[¶15] The statute of limitations at issue in this case provides that actions for defamation " shall be commenced within one year next after the cause of action accrued." 735 ILCS 5/13-201 (West 2012). Accordingly, to answer the certified question, we must determine whether the filing of a motion for leave to file a supplemental complaint constitutes the commencement of the action set forth in the attached supplemental complaint. We conclude that it does not.
[¶16] Section 2-609 of the Code provides that " [s]upplemental pleadings, setting up matters which arise after the original pleadings are filed, may be filed within a reasonable time by either party by leave of court and upon terms." (Emphasis added.) 735 ILCS 5/2-609 (West 2012). By its plain terms, section 2-609 of the Code requires a party to obtain leave of court to file a supplemental pleading. In other words, unless and until leave of court is granted, a supplemental pleading is not considered filed. We can think of no other reasonable interpretation of section 2-609 of the Code, and our research has uncovered no case law setting forth a different interpretation.
[¶17] Section 2-201(a) of the Code provides that " [e]very action, unless otherwise expressly provided by statute, shall be commenced by the filing of a complaint." 735 ILCS 5/2-201(a) (West 2012). Because an action must be " commenced" within the limitations period (735 ILCS 5/13-201 (West 2012)), and an action is " commenced by the filing of a complaint" (735 ILCS 5/2-201(a) (West 2012)), a motion for leave to file a supplemental complaint--which by its very nature admits that the supplemental complaint is not yet filed--does not toll the statute of limitations. Put another way, we answer the certified question in the affirmative.
[¶18] As a final matter, we note that plaintiff contends in this appeal, as the lead argument in his brief, that the trial court " erred in failing to consider plaintiff's Motion for Leave to Add Counts IV and V as an emergency motion and enter an order granting leave on an ex parte basis." Although this claim is not properly before this court because (among other reasons) the scope of our review under Rule 308 is limited to the certified question ( Spears, 2013 IL App. (4th) 120289, ¶ 15, 986 N.E.2d 216) and plaintiff did not appeal this alleged error, we nonetheless note the complete lack of evidence that an actual emergency existed. The so-called " emergency" plaintiff claims

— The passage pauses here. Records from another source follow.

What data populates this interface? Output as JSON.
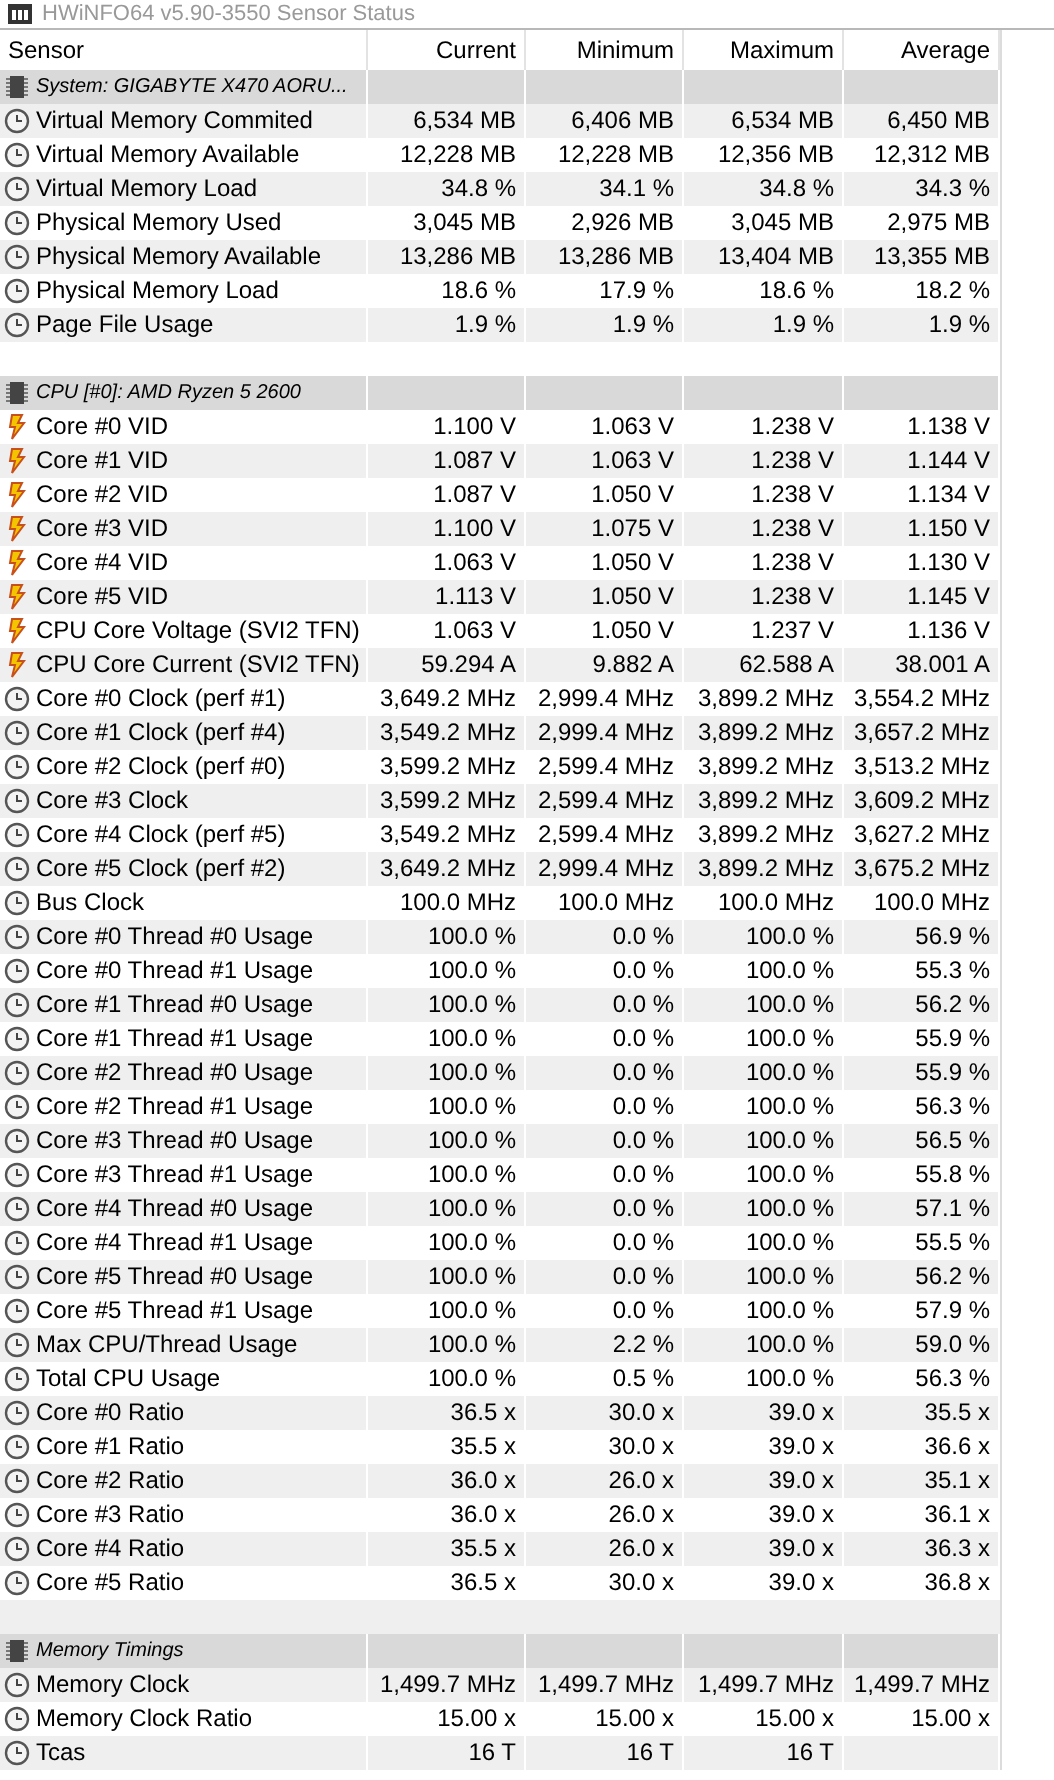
{
  "window": {
    "title": "HWiNFO64 v5.90-3550 Sensor Status"
  },
  "columns": [
    "Sensor",
    "Current",
    "Minimum",
    "Maximum",
    "Average"
  ],
  "sections": [
    {
      "title": "System: GIGABYTE X470 AORU...",
      "rows": [
        {
          "kind": "gauge",
          "label": "Virtual Memory Commited",
          "current": "6,534 MB",
          "minimum": "6,406 MB",
          "maximum": "6,534 MB",
          "average": "6,450 MB"
        },
        {
          "kind": "gauge",
          "label": "Virtual Memory Available",
          "current": "12,228 MB",
          "minimum": "12,228 MB",
          "maximum": "12,356 MB",
          "average": "12,312 MB"
        },
        {
          "kind": "gauge",
          "label": "Virtual Memory Load",
          "current": "34.8 %",
          "minimum": "34.1 %",
          "maximum": "34.8 %",
          "average": "34.3 %"
        },
        {
          "kind": "gauge",
          "label": "Physical Memory Used",
          "current": "3,045 MB",
          "minimum": "2,926 MB",
          "maximum": "3,045 MB",
          "average": "2,975 MB"
        },
        {
          "kind": "gauge",
          "label": "Physical Memory Available",
          "current": "13,286 MB",
          "minimum": "13,286 MB",
          "maximum": "13,404 MB",
          "average": "13,355 MB"
        },
        {
          "kind": "gauge",
          "label": "Physical Memory Load",
          "current": "18.6 %",
          "minimum": "17.9 %",
          "maximum": "18.6 %",
          "average": "18.2 %"
        },
        {
          "kind": "gauge",
          "label": "Page File Usage",
          "current": "1.9 %",
          "minimum": "1.9 %",
          "maximum": "1.9 %",
          "average": "1.9 %"
        }
      ]
    },
    {
      "title": "CPU [#0]: AMD Ryzen 5 2600",
      "rows": [
        {
          "kind": "bolt",
          "label": "Core #0 VID",
          "current": "1.100 V",
          "minimum": "1.063 V",
          "maximum": "1.238 V",
          "average": "1.138 V"
        },
        {
          "kind": "bolt",
          "label": "Core #1 VID",
          "current": "1.087 V",
          "minimum": "1.063 V",
          "maximum": "1.238 V",
          "average": "1.144 V"
        },
        {
          "kind": "bolt",
          "label": "Core #2 VID",
          "current": "1.087 V",
          "minimum": "1.050 V",
          "maximum": "1.238 V",
          "average": "1.134 V"
        },
        {
          "kind": "bolt",
          "label": "Core #3 VID",
          "current": "1.100 V",
          "minimum": "1.075 V",
          "maximum": "1.238 V",
          "average": "1.150 V"
        },
        {
          "kind": "bolt",
          "label": "Core #4 VID",
          "current": "1.063 V",
          "minimum": "1.050 V",
          "maximum": "1.238 V",
          "average": "1.130 V"
        },
        {
          "kind": "bolt",
          "label": "Core #5 VID",
          "current": "1.113 V",
          "minimum": "1.050 V",
          "maximum": "1.238 V",
          "average": "1.145 V"
        },
        {
          "kind": "bolt",
          "label": "CPU Core Voltage (SVI2 TFN)",
          "current": "1.063 V",
          "minimum": "1.050 V",
          "maximum": "1.237 V",
          "average": "1.136 V"
        },
        {
          "kind": "bolt",
          "label": "CPU Core Current (SVI2 TFN)",
          "current": "59.294 A",
          "minimum": "9.882 A",
          "maximum": "62.588 A",
          "average": "38.001 A"
        },
        {
          "kind": "gauge",
          "label": "Core #0 Clock (perf #1)",
          "current": "3,649.2 MHz",
          "minimum": "2,999.4 MHz",
          "maximum": "3,899.2 MHz",
          "average": "3,554.2 MHz"
        },
        {
          "kind": "gauge",
          "label": "Core #1 Clock (perf #4)",
          "current": "3,549.2 MHz",
          "minimum": "2,999.4 MHz",
          "maximum": "3,899.2 MHz",
          "average": "3,657.2 MHz"
        },
        {
          "kind": "gauge",
          "label": "Core #2 Clock (perf #0)",
          "current": "3,599.2 MHz",
          "minimum": "2,599.4 MHz",
          "maximum": "3,899.2 MHz",
          "average": "3,513.2 MHz"
        },
        {
          "kind": "gauge",
          "label": "Core #3 Clock",
          "current": "3,599.2 MHz",
          "minimum": "2,599.4 MHz",
          "maximum": "3,899.2 MHz",
          "average": "3,609.2 MHz"
        },
        {
          "kind": "gauge",
          "label": "Core #4 Clock (perf #5)",
          "current": "3,549.2 MHz",
          "minimum": "2,599.4 MHz",
          "maximum": "3,899.2 MHz",
          "average": "3,627.2 MHz"
        },
        {
          "kind": "gauge",
          "label": "Core #5 Clock (perf #2)",
          "current": "3,649.2 MHz",
          "minimum": "2,999.4 MHz",
          "maximum": "3,899.2 MHz",
          "average": "3,675.2 MHz"
        },
        {
          "kind": "gauge",
          "label": "Bus Clock",
          "current": "100.0 MHz",
          "minimum": "100.0 MHz",
          "maximum": "100.0 MHz",
          "average": "100.0 MHz"
        },
        {
          "kind": "gauge",
          "label": "Core #0 Thread #0 Usage",
          "current": "100.0 %",
          "minimum": "0.0 %",
          "maximum": "100.0 %",
          "average": "56.9 %"
        },
        {
          "kind": "gauge",
          "label": "Core #0 Thread #1 Usage",
          "current": "100.0 %",
          "minimum": "0.0 %",
          "maximum": "100.0 %",
          "average": "55.3 %"
        },
        {
          "kind": "gauge",
          "label": "Core #1 Thread #0 Usage",
          "current": "100.0 %",
          "minimum": "0.0 %",
          "maximum": "100.0 %",
          "average": "56.2 %"
        },
        {
          "kind": "gauge",
          "label": "Core #1 Thread #1 Usage",
          "current": "100.0 %",
          "minimum": "0.0 %",
          "maximum": "100.0 %",
          "average": "55.9 %"
        },
        {
          "kind": "gauge",
          "label": "Core #2 Thread #0 Usage",
          "current": "100.0 %",
          "minimum": "0.0 %",
          "maximum": "100.0 %",
          "average": "55.9 %"
        },
        {
          "kind": "gauge",
          "label": "Core #2 Thread #1 Usage",
          "current": "100.0 %",
          "minimum": "0.0 %",
          "maximum": "100.0 %",
          "average": "56.3 %"
        },
        {
          "kind": "gauge",
          "label": "Core #3 Thread #0 Usage",
          "current": "100.0 %",
          "minimum": "0.0 %",
          "maximum": "100.0 %",
          "average": "56.5 %"
        },
        {
          "kind": "gauge",
          "label": "Core #3 Thread #1 Usage",
          "current": "100.0 %",
          "minimum": "0.0 %",
          "maximum": "100.0 %",
          "average": "55.8 %"
        },
        {
          "kind": "gauge",
          "label": "Core #4 Thread #0 Usage",
          "current": "100.0 %",
          "minimum": "0.0 %",
          "maximum": "100.0 %",
          "average": "57.1 %"
        },
        {
          "kind": "gauge",
          "label": "Core #4 Thread #1 Usage",
          "current": "100.0 %",
          "minimum": "0.0 %",
          "maximum": "100.0 %",
          "average": "55.5 %"
        },
        {
          "kind": "gauge",
          "label": "Core #5 Thread #0 Usage",
          "current": "100.0 %",
          "minimum": "0.0 %",
          "maximum": "100.0 %",
          "average": "56.2 %"
        },
        {
          "kind": "gauge",
          "label": "Core #5 Thread #1 Usage",
          "current": "100.0 %",
          "minimum": "0.0 %",
          "maximum": "100.0 %",
          "average": "57.9 %"
        },
        {
          "kind": "gauge",
          "label": "Max CPU/Thread Usage",
          "current": "100.0 %",
          "minimum": "2.2 %",
          "maximum": "100.0 %",
          "average": "59.0 %"
        },
        {
          "kind": "gauge",
          "label": "Total CPU Usage",
          "current": "100.0 %",
          "minimum": "0.5 %",
          "maximum": "100.0 %",
          "average": "56.3 %"
        },
        {
          "kind": "gauge",
          "label": "Core #0 Ratio",
          "current": "36.5 x",
          "minimum": "30.0 x",
          "maximum": "39.0 x",
          "average": "35.5 x"
        },
        {
          "kind": "gauge",
          "label": "Core #1 Ratio",
          "current": "35.5 x",
          "minimum": "30.0 x",
          "maximum": "39.0 x",
          "average": "36.6 x"
        },
        {
          "kind": "gauge",
          "label": "Core #2 Ratio",
          "current": "36.0 x",
          "minimum": "26.0 x",
          "maximum": "39.0 x",
          "average": "35.1 x"
        },
        {
          "kind": "gauge",
          "label": "Core #3 Ratio",
          "current": "36.0 x",
          "minimum": "26.0 x",
          "maximum": "39.0 x",
          "average": "36.1 x"
        },
        {
          "kind": "gauge",
          "label": "Core #4 Ratio",
          "current": "35.5 x",
          "minimum": "26.0 x",
          "maximum": "39.0 x",
          "average": "36.3 x"
        },
        {
          "kind": "gauge",
          "label": "Core #5 Ratio",
          "current": "36.5 x",
          "minimum": "30.0 x",
          "maximum": "39.0 x",
          "average": "36.8 x"
        }
      ]
    },
    {
      "title": "Memory Timings",
      "rows": [
        {
          "kind": "gauge",
          "label": "Memory Clock",
          "current": "1,499.7 MHz",
          "minimum": "1,499.7 MHz",
          "maximum": "1,499.7 MHz",
          "average": "1,499.7 MHz"
        },
        {
          "kind": "gauge",
          "label": "Memory Clock Ratio",
          "current": "15.00 x",
          "minimum": "15.00 x",
          "maximum": "15.00 x",
          "average": "15.00 x"
        },
        {
          "kind": "gauge",
          "label": "Tcas",
          "current": "16 T",
          "minimum": "16 T",
          "maximum": "16 T"
        }
      ]
    }
  ]
}
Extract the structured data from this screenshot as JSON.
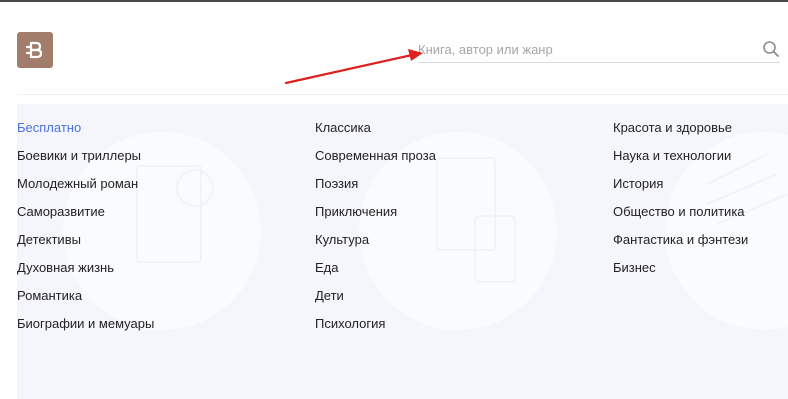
{
  "search": {
    "placeholder": "Книга, автор или жанр",
    "icon": "search-icon"
  },
  "logo": {
    "icon": "bookmate-logo-icon",
    "color": "#a27d6b"
  },
  "accent_color": "#4a72d9",
  "annotation_color": "#e02020",
  "genres": {
    "column1": [
      "Бесплатно",
      "Боевики и триллеры",
      "Молодежный роман",
      "Саморазвитие",
      "Детективы",
      "Духовная жизнь",
      "Романтика",
      "Биографии и мемуары"
    ],
    "column2": [
      "Классика",
      "Современная проза",
      "Поэзия",
      "Приключения",
      "Культура",
      "Еда",
      "Дети",
      "Психология"
    ],
    "column3": [
      "Красота и здоровье",
      "Наука и технологии",
      "История",
      "Общество и политика",
      "Фантастика и фэнтези",
      "Бизнес"
    ]
  }
}
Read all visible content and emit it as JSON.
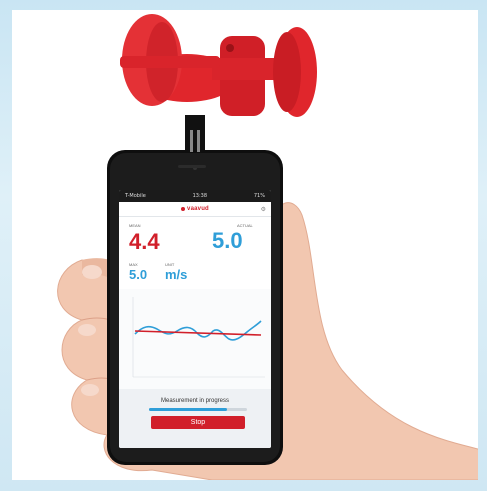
{
  "status_bar": {
    "carrier": "T-Mobile",
    "time": "13:38",
    "battery": "71%"
  },
  "app": {
    "brand": "vaavud",
    "settings_icon": "gear-icon"
  },
  "readings": {
    "mean_label": "MEAN",
    "mean_value": "4.4",
    "actual_label": "ACTUAL",
    "actual_value": "5.0",
    "max_label": "MAX",
    "max_value": "5.0",
    "unit_label": "UNIT",
    "unit_value": "m/s"
  },
  "footer": {
    "progress_text": "Measurement in progress",
    "progress_fraction": 0.8,
    "stop_label": "Stop"
  },
  "colors": {
    "accent_red": "#d11f2a",
    "accent_blue": "#2f9ed8",
    "anemometer_red": "#e0262c",
    "frame_blue": "#cfe7f3"
  }
}
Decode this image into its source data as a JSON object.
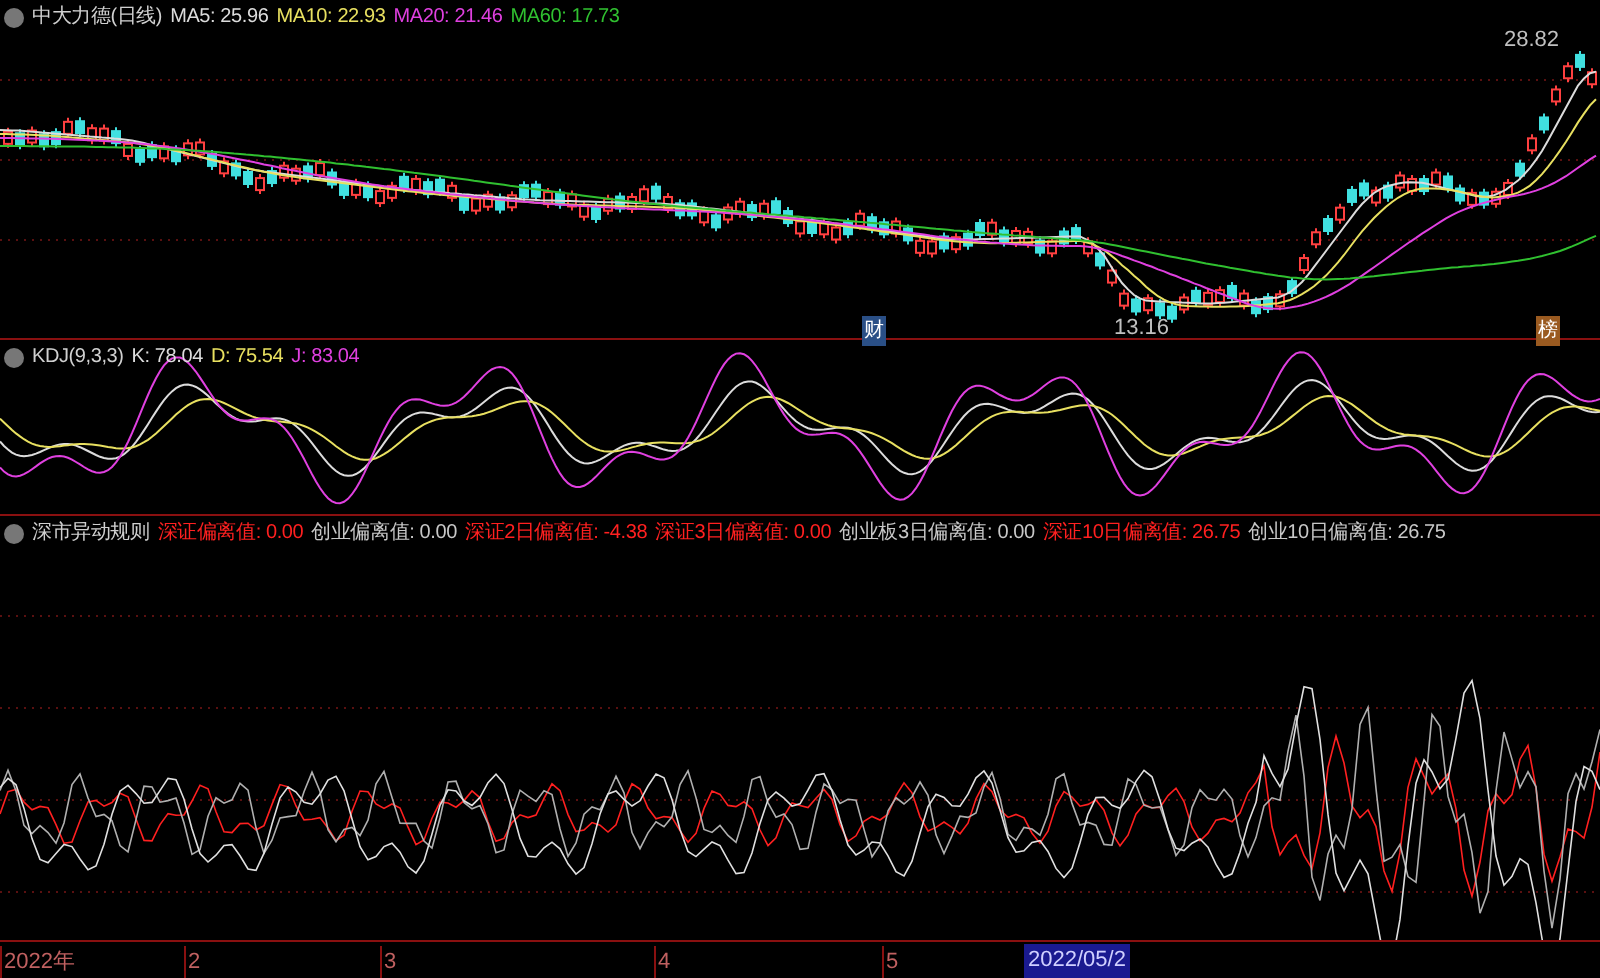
{
  "main_panel": {
    "title": "中大力德(日线)",
    "indicators": [
      {
        "label": "MA5: 25.96",
        "color": "#dcdcdc"
      },
      {
        "label": "MA10: 22.93",
        "color": "#e8e060"
      },
      {
        "label": "MA20: 21.46",
        "color": "#e040e0"
      },
      {
        "label": "MA60: 17.73",
        "color": "#30c030"
      }
    ],
    "high_label": "28.82",
    "low_label": "13.16",
    "event_markers": [
      {
        "text": "财",
        "color": "#2a4f86"
      },
      {
        "text": "榜",
        "color": "#9a5a20"
      }
    ]
  },
  "kdj_panel": {
    "title": "KDJ(9,3,3)",
    "indicators": [
      {
        "label": "K: 78.04",
        "color": "#dcdcdc"
      },
      {
        "label": "D: 75.54",
        "color": "#e8e060"
      },
      {
        "label": "J: 83.04",
        "color": "#e040e0"
      }
    ]
  },
  "signal_panel": {
    "title": "深市异动规则",
    "indicators": [
      {
        "label": "深证偏离值: 0.00",
        "color": "#ff2020"
      },
      {
        "label": "创业偏离值: 0.00",
        "color": "#c8c8c8"
      },
      {
        "label": "深证2日偏离值: -4.38",
        "color": "#ff2020"
      },
      {
        "label": "深证3日偏离值: 0.00",
        "color": "#ff2020"
      },
      {
        "label": "创业板3日偏离值: 0.00",
        "color": "#c8c8c8"
      },
      {
        "label": "深证10日偏离值: 26.75",
        "color": "#ff2020"
      },
      {
        "label": "创业10日偏离值: 26.75",
        "color": "#c8c8c8"
      }
    ]
  },
  "time_axis": {
    "labels": [
      "2022年",
      "2",
      "3",
      "4",
      "5"
    ],
    "current_label": "2022/05/2"
  }
}
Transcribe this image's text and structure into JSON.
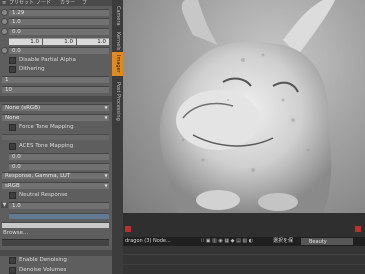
{
  "top_tabs": [
    "プリセット",
    "ノード",
    "カラー",
    "ブ"
  ],
  "fields": {
    "value_1": "1.29",
    "value_2": "1.0",
    "value_3": "0.0",
    "vec_x": "1.0",
    "vec_y": "1.0",
    "vec_z": "1.0",
    "value_4": "0.0",
    "dithering_value_1": "1",
    "dithering_value_2": "10",
    "response_value": "1.0",
    "browse_value": "",
    "aces_value_1": "0.0",
    "aces_value_2": "0.0",
    "neutral_value": "1.0"
  },
  "labels": {
    "disable_partial_alpha": "Disable Partial Alpha",
    "dithering": "Dithering",
    "none_srgb": "None (sRGB)",
    "none": "None",
    "force_tone_mapping": "Force Tone Mapping",
    "aces_tone_mapping": "ACES Tone Mapping",
    "response_gamma_lut": "Response, Gamma, LUT",
    "srgb": "sRGB",
    "neutral_response": "Neutral Response",
    "browse": "Browse...",
    "enable_denoising": "Enable Denoising",
    "denoise_volumes": "Denoise Volumes"
  },
  "side_tabs": [
    "Camera",
    "Kernels",
    "Imager",
    "Post Processing"
  ],
  "active_side_tab": "Imager",
  "nodebar": {
    "node_label": "dragon (3) Node...",
    "select_label": "選択を保",
    "render_pass": "Beauty"
  },
  "colors": {
    "accent": "#e08a21",
    "panel_bg": "#5e5e5e",
    "field_bg": "#717171"
  }
}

he encountered was the imminent expiration of the limitations period. However, by our count, plaintiff had 364 days advance warning of this event and the exact date on which it would occur. A party is not entitled to emergency ex parte relief simply because he waited until the last minute to put together a pleading.
[¶19] Indeed, plaintiff could have easily avoided this predicament. Throughout this opinion, we have referred to plaintiff's defamation pleading as a purported supplemental complaint because it in no way " supplemented" plaintiff's original complaint, which set forth claims that were completely unrelated (at least in any relevant legal sense) to plaintiff's defamation claims. Although plaintiff might have incurred an additional filing fee by bringing his defamation claims in a freestanding, separate complaint, his doing so would have instantaneously commenced the defamation action inside the limitations period and preserved his claims for a potential adjudication on the merits. Instead, plaintiff all but guaranteed that his defamation complaint would not be filed within the limitations period when he opted to proceed under section 2-609 of the Code--a relatively arcane pleading statute that carries the additional burden and delay of obtaining leave of the court.
[¶20] III. CONCLUSION
[¶21] For the reasons stated, we answer the certified question in the affirmative and remand for further proceedings.
[¶22] Certified question answered; cause remanded.